Move over Chuck Norris because CEO Chuck Robbins isn’t taking second place at Cisco. In 2015, an Australian account executive earned himself some in-house fame when he celebrated Cisco’s newly announced CEO with a series of #ChuckFacts – a list of fun Twitter “facts” praising his Norris-like might. Robbins, who is well-known for his enthusiasm and easy-going humor on social media, joined in on the jokes and took a photo with his socially-engaged employee at a Cisco Live event.
But despite the amiable exterior, Robbins is serious about the business of keeping Cisco at the top of the IT industry. Some predicted that the rise of cloud-based technology would end the company’s reign as software king but after some early stops and starts, they have emerged stronger than ever.
“I’ve joked that the irony of all ironies that that the cloud was supposed to be the death of Cisco five or six years ago. Now, it’s actually driving the company’s growth,” Chuck Robbins, CEO of Cisco, said in an interview.
There was a niche out there for Cisco and the Silicon Valley company got to work at finding out what that was in a very crowded cloud world. The key to their successful strategy, Robbins said, is the adoption of a multi-cloud approach.
Kip Compton, senior vice president of cloud platforms and solutions at Cisco summed up the early assumptions that challenged the industry: “People talked about the cloud in the beginning like they were just going to move to a different neighborhood. Like they could just move everything to one cloud, and it would be very simple.”
But the truth was that cloud solutions are usually offered as stream-lined, scalable services that offers certain functionality – depending on the market served. Due to the somewhat piecemeal nature of this latest tech trend, businesses often need to work with numerous providers. Robbins realized that Cisco could provide a much-needed bridge between all these services.
“Customers are consuming collaboration services from us and other service providers, and then they are consuming SaaS solutions from up to 200 different providers, so they find themselves trying to manage this entirely new network where traffic is flowing in nontraditional patterns,” Robbins said. “That requires a re-architecture of the infrastructure.”
Chuck Robbins was born in Georgia and educated at the University of North Carolina at Chapel Hill which is, incidentally, is one of the three oldest universities in the United States. He graduated with a degree in mathematical sciences and began his career as an application developer for North Carolina National Bank. He moved on to management positions at Bay Networks and Ascend Communications before joining Cisco in 1997 as an account manager.
In many ways, Robbins is a self-made man. He worked his way up through Cisco’s ranks until he assumed the mantle of the company’s top leadership position in 2015. As Senior Vice President of Worldwide Field Operations, Robbins play a key role in shaping the company’s strategies and investments.
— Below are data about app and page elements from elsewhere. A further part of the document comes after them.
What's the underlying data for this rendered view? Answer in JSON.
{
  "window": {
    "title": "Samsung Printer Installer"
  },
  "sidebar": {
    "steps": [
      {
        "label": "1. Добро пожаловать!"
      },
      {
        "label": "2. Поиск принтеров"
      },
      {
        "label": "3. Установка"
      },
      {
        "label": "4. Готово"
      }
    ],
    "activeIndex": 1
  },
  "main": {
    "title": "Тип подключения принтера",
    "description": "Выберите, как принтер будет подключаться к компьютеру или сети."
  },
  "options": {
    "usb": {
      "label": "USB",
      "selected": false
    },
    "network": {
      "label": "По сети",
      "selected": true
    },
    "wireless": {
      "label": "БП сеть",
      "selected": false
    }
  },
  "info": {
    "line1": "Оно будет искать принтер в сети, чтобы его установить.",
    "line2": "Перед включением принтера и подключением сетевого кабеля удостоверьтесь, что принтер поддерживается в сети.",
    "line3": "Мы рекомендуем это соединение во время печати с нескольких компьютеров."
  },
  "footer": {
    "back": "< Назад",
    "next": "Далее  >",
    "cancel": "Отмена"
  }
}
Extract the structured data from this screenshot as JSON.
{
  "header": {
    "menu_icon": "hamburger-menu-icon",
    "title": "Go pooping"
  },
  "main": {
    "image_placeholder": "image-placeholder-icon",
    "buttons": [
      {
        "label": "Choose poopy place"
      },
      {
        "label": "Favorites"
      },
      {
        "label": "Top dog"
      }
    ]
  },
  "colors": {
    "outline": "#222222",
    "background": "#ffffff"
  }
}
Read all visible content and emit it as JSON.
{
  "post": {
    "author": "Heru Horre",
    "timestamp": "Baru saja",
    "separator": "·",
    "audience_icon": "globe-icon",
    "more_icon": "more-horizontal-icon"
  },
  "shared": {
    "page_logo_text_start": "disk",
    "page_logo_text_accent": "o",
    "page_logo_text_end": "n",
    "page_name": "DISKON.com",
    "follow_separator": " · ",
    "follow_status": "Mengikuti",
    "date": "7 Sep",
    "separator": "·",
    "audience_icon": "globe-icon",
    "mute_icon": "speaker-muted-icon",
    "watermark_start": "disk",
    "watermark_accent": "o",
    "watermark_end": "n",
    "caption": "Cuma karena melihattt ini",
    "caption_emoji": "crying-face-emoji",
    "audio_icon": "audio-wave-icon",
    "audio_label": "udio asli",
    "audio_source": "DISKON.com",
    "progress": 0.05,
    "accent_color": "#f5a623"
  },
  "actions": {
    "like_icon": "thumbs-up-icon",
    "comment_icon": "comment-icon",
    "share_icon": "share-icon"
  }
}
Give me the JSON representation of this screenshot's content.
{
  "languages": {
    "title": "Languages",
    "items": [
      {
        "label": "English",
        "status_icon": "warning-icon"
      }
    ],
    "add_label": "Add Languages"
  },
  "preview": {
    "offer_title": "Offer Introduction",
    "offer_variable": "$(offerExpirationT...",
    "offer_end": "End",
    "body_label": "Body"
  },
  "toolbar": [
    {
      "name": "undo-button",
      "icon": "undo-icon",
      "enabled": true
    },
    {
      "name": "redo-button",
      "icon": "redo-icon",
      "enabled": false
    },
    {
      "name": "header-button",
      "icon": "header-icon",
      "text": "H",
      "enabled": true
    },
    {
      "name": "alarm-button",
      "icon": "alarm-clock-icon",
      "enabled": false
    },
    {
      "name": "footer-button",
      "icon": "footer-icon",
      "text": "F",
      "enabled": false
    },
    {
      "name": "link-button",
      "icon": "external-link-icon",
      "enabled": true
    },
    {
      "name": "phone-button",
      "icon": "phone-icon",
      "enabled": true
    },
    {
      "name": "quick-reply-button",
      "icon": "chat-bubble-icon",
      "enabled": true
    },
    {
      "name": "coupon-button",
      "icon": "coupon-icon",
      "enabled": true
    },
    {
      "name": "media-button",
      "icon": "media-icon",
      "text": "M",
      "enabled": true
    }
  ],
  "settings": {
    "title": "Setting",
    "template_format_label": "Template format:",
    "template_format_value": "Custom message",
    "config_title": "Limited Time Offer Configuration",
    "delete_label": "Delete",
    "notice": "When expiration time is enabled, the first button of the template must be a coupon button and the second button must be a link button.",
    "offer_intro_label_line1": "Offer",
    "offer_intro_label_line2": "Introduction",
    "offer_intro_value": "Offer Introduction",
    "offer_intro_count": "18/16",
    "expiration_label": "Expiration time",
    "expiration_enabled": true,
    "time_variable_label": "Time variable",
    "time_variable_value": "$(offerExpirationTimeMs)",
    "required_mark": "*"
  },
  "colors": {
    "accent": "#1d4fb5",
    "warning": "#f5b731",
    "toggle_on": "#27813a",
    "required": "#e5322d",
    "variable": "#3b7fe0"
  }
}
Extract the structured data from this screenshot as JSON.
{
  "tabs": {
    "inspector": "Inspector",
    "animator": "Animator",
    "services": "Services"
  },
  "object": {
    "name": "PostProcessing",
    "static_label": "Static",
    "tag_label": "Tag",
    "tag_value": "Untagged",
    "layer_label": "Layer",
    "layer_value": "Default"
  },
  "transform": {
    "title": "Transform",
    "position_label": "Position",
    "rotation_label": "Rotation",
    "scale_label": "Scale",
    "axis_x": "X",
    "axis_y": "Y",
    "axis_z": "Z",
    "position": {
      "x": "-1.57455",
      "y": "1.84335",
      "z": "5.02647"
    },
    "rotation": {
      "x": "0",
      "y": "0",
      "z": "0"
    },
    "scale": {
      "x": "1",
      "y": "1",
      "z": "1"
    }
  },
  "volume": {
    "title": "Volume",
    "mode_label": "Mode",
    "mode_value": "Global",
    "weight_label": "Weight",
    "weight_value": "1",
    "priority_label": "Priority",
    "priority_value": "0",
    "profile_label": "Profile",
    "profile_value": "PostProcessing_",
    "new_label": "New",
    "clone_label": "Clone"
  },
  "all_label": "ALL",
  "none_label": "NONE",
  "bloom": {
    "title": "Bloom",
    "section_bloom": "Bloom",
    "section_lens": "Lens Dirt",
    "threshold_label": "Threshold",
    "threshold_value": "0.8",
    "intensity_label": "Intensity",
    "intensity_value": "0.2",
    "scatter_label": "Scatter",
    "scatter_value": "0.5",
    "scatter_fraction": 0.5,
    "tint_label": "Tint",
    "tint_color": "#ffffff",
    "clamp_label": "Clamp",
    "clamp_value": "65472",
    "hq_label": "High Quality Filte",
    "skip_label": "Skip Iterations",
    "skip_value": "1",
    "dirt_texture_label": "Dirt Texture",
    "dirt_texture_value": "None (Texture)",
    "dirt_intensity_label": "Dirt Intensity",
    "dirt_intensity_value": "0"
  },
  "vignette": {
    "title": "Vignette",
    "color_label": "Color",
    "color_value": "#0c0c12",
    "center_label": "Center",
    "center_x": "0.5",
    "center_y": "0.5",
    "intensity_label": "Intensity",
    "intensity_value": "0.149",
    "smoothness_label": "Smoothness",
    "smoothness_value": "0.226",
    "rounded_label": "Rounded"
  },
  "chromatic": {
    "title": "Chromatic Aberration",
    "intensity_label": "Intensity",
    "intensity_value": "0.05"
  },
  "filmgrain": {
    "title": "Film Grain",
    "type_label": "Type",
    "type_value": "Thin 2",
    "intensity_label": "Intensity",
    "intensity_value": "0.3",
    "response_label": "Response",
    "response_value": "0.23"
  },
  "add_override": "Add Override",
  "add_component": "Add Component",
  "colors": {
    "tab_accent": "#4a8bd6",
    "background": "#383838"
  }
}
Amongst his biggest successes are the company’s partnership program and commercial business segment which represents 25 percent of Cisco’s total business.
In an interview, former CEO John Chambers praised Robbins’ abilities to make things happen. “Today’s pace of change ins exponential. Every company, city and country is becoming digital, navigating disruptive markets, and Cisco’s role in the digital transformation has never been more important,” Chambers said. “Chuck is unique in his ability to translate vision and strategy into world-class execution, bringing together teams and ecosystems to drive results.”
Outside of Cisco, Robbins serves on the Board of Directors for BlackRock and is Chairman of the US-Japan Business Council. He is also a member of the International Business Council for World Economic Forum and of the International Council for the Belfer Center for Science and International Affairs at Harvard University. When he is not at work, Robbins is married with four children and cheers for the UNC Tarheels.